Most fly anglers today would agree that catch and release practices are important in promoting healthy fisheries. Not only is it beneficial to the well being of our sport, but having the opportunity to release a fish back to the wild to fight another day, is an event most of us would agree adds to the experience.
Unfortunately, the sad truth is that not all fish that are released survive the episode of being caught. The stress associated with being caught and handled kills more fish than most anglers realize. Odds are you are well aware of this fact, but in case you were not, we’re glad you decided to stop by! Simply releasing a fish back into the water does not guarantee the survival of the fish, it is the steps taken prior to the release that makes all the difference.
We recently received a summary of a new report released by Trout Unlimited on handling stress and the effects on fish from catch and release fishing. We weren’t surprised to read that the two factors that contribute most to fish mortality when caught were angling duration (the amount of time a fish is played before being released) and air exposure (the amount of time the fish is out of the water), and hopefully you aren’t either. However, we did find some of their findings extremely interesting, and think you will too. For example..

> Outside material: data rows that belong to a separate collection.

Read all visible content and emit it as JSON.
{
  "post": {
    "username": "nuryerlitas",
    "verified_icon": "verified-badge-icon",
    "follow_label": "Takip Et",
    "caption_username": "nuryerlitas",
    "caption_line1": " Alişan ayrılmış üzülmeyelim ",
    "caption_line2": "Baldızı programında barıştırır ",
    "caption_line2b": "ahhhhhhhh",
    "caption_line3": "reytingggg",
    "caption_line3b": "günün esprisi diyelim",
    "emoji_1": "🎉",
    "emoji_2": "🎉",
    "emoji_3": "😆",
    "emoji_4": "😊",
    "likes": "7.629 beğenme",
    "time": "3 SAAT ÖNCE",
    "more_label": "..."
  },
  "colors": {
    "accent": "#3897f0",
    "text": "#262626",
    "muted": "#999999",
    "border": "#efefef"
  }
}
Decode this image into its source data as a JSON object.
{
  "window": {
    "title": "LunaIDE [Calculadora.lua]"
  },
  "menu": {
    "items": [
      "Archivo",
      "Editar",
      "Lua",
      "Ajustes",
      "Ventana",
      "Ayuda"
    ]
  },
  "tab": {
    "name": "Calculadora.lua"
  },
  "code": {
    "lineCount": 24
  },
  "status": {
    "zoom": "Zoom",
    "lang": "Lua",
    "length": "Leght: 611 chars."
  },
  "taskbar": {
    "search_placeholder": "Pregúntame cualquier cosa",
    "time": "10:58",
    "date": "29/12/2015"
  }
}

- 15-20 Seconds. According to the report, a fish should never be out of the water longer than 15-20 seconds. After this length of time, the survival rate of released fish drops fast. In fact, one study found that rainbow trout had an 88% survival rate when exercised to simulate being caught. However, once exposed to air for 30 seconds, the survival rate dropped to only 62%! So, once you’ve landed your fish and removed the fly (in the water of course), make sure everything is ready to go before hoisting him out of the water for a photo. Aim for one big lift for that hero shot (closer to the water is better), before putting him right back in the water.

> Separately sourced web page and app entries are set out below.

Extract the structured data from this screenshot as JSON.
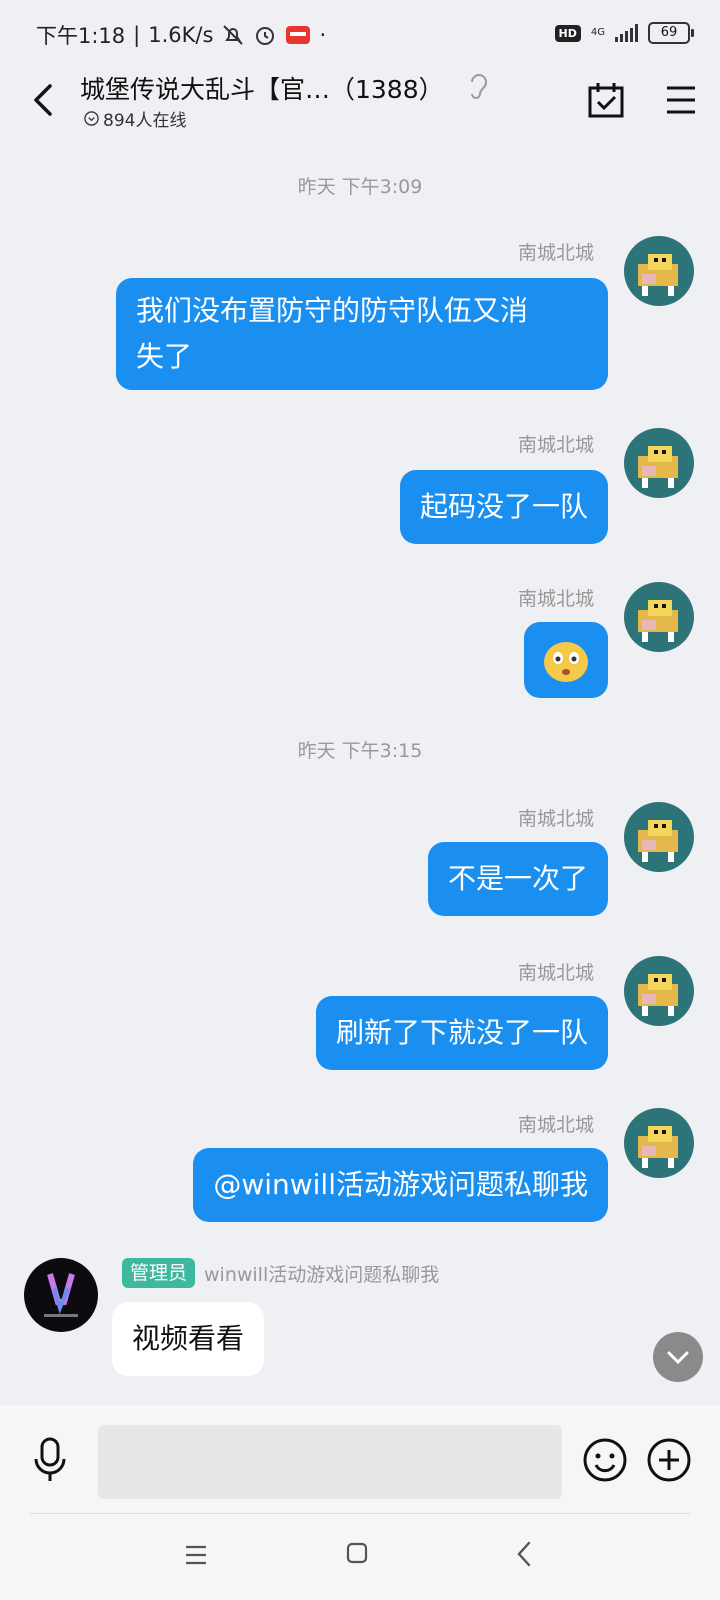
{
  "status_bar": {
    "time": "下午1:18",
    "speed": "1.6K/s",
    "hd": "HD",
    "network": "4G",
    "battery": "69"
  },
  "header": {
    "title": "城堡传说大乱斗【官…（1388）",
    "online": "894人在线"
  },
  "timestamps": [
    "昨天 下午3:09",
    "昨天 下午3:15"
  ],
  "messages": [
    {
      "sender": "南城北城",
      "line1": "我们没布置防守的防守队伍又消",
      "line2": "失了"
    },
    {
      "sender": "南城北城",
      "text": "起码没了一队"
    },
    {
      "sender": "南城北城",
      "emoji": "😮"
    },
    {
      "sender": "南城北城",
      "text": "不是一次了"
    },
    {
      "sender": "南城北城",
      "text": "刷新了下就没了一队"
    },
    {
      "sender": "南城北城",
      "text": "@winwill活动游戏问题私聊我"
    }
  ],
  "admin_message": {
    "badge": "管理员",
    "sender": "winwill活动游戏问题私聊我",
    "text": "视频看看"
  },
  "input": {
    "placeholder": ""
  },
  "colors": {
    "bubble_out": "#1b8ff0",
    "bubble_in": "#ffffff",
    "admin_badge": "#3fb8a0",
    "avatar_bg": "#2d7478"
  }
}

- Long Fights Mean High Stress. The amount of time the fish is played is one of the largest contributing factors of stress on a fish. According to the report, some studies have shown that up to 89% of fish played to exhaustion die after being released. You don’t have to be a statistician to know that’s not good. Use as heavy gear you can get away with (within reason of course), and put the steam on! You may be surprised you’ll land more fish by doing so!
- Learn to Remove Hooks. The report also mentioned that some studies found that more fish were harmed by novice anglers, due to a longer time required to remove hooks. This shouldn’t be discouraging to any novice anglers out there.. Practice makes perfect! However, if you think you might be in this category, try this exercise. Take an orange (or similar fruit) and stick the hook point of a fly into the peel. Grab the hook with your forceps, and rotate your wrist in the opposite direction of the hook bend. Practice until you are comfortable removing hooks quickly and safely.

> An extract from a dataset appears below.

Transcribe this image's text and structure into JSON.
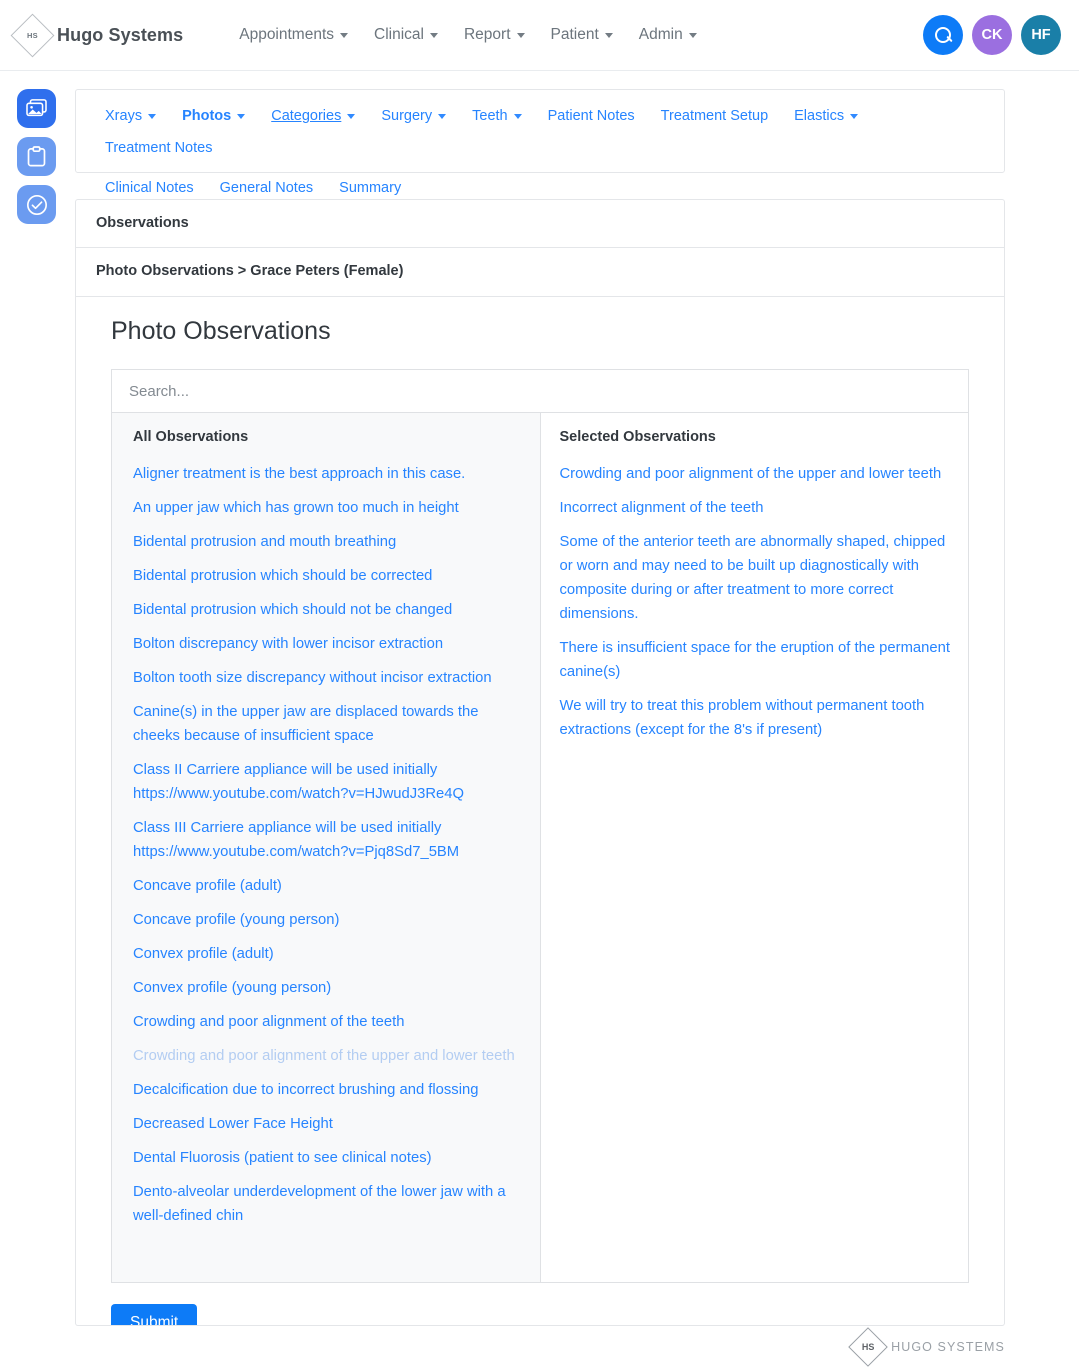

In summary of the report, the good folks of TU offered some ‘common sense’ guidelines that every angler should abide by in order to minimize stress to the fish. Be a responsible angler and follow suit!
Minimize angling duration (the time a fish is played and handled for hook removal).
Minimize air exposure by removing hooks with the fish in water and photographing fish quickly.
Use barbless hooks and artificial lures/flies.
Use rubber nets void of knots that protect fish scales and mucous.
Avoid angling during extremes in water temperature.